Every entry must be repeated exactly in the answer.

Data excerpts
◆ ◆ ◆
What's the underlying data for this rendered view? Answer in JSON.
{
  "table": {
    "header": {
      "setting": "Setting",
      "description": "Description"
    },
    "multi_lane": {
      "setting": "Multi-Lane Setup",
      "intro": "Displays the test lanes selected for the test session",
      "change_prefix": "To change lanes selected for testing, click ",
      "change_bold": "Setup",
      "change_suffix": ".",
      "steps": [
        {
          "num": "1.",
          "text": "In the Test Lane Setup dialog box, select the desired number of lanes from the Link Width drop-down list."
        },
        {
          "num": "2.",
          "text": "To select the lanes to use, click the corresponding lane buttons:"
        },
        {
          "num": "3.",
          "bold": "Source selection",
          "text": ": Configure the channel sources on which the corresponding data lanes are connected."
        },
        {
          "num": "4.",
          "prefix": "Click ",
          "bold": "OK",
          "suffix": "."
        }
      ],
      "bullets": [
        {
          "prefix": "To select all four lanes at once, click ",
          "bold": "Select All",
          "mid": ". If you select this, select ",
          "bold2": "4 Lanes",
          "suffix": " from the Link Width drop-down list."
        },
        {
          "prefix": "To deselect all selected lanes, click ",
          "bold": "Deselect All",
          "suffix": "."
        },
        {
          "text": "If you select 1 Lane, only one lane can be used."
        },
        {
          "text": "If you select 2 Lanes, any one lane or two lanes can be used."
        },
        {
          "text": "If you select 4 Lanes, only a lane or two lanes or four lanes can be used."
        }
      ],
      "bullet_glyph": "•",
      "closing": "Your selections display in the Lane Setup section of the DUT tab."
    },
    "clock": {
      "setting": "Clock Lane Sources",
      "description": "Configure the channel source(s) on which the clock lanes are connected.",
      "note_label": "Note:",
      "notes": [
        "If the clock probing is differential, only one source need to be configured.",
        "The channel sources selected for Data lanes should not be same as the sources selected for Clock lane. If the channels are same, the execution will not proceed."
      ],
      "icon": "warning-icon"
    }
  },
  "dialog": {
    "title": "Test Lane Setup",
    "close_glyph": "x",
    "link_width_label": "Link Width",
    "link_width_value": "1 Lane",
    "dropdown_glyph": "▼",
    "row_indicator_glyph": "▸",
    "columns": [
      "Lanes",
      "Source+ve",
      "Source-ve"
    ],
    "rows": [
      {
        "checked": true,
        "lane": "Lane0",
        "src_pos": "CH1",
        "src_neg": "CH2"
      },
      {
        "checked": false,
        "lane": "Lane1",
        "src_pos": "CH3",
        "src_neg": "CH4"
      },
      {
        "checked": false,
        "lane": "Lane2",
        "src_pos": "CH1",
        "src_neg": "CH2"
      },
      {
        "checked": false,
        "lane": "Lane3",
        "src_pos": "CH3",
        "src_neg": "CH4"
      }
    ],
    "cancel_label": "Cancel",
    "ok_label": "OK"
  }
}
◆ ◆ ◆
Answer to the exercise
What's the underlying data for this rendered view? Answer in JSON.
{
  "table": {
    "header": {
      "setting": "Setting",
      "description": "Description"
    },
    "multi_lane": {
      "setting": "Multi-Lane Setup",
      "intro": "Displays the test lanes selected for the test session",
      "change_prefix": "To change lanes selected for testing, click ",
      "change_bold": "Setup",
      "change_suffix": ".",
      "steps": [
        {
          "num": "1.",
          "text": "In the Test Lane Setup dialog box, select the desired number of lanes from the Link Width drop-down list."
        },
        {
          "num": "2.",
          "text": "To select the lanes to use, click the corresponding lane buttons:"
        },
        {
          "num": "3.",
          "bold": "Source selection",
          "text": ": Configure the channel sources on which the corresponding data lanes are connected."
        },
        {
          "num": "4.",
          "prefix": "Click ",
          "bold": "OK",
          "suffix": "."
        }
      ],
      "bullets": [
        {
          "prefix": "To select all four lanes at once, click ",
          "bold": "Select All",
          "mid": ". If you select this, select ",
          "bold2": "4 Lanes",
          "suffix": " from the Link Width drop-down list."
        },
        {
          "prefix": "To deselect all selected lanes, click ",
          "bold": "Deselect All",
          "suffix": "."
        },
        {
          "text": "If you select 1 Lane, only one lane can be used."
        },
        {
          "text": "If you select 2 Lanes, any one lane or two lanes can be used."
        },
        {
          "text": "If you select 4 Lanes, only a lane or two lanes or four lanes can be used."
        }
      ],
      "bullet_glyph": "•",
      "closing": "Your selections display in the Lane Setup section of the DUT tab."
    },
    "clock": {
      "setting": "Clock Lane Sources",
      "description": "Configure the channel source(s) on which the clock lanes are connected.",
      "note_label": "Note:",
      "notes": [
        "If the clock probing is differential, only one source need to be configured.",
        "The channel sources selected for Data lanes should not be same as the sources selected for Clock lane. If the channels are same, the execution will not proceed."
      ],
      "icon": "warning-icon"
    }
  },
  "dialog": {
    "title": "Test Lane Setup",
    "close_glyph": "x",
    "link_width_label": "Link Width",
    "link_width_value": "1 Lane",
    "dropdown_glyph": "▼",
    "row_indicator_glyph": "▸",
    "columns": [
      "Lanes",
      "Source+ve",
      "Source-ve"
    ],
    "rows": [
      {
        "checked": true,
        "lane": "Lane0",
        "src_pos": "CH1",
        "src_neg": "CH2"
      },
      {
        "checked": false,
        "lane": "Lane1",
        "src_pos": "CH3",
        "src_neg": "CH4"
      },
      {
        "checked": false,
        "lane": "Lane2",
        "src_pos": "CH1",
        "src_neg": "CH2"
      },
      {
        "checked": false,
        "lane": "Lane3",
        "src_pos": "CH3",
        "src_neg": "CH4"
      }
    ],
    "cancel_label": "Cancel",
    "ok_label": "OK"
  }
}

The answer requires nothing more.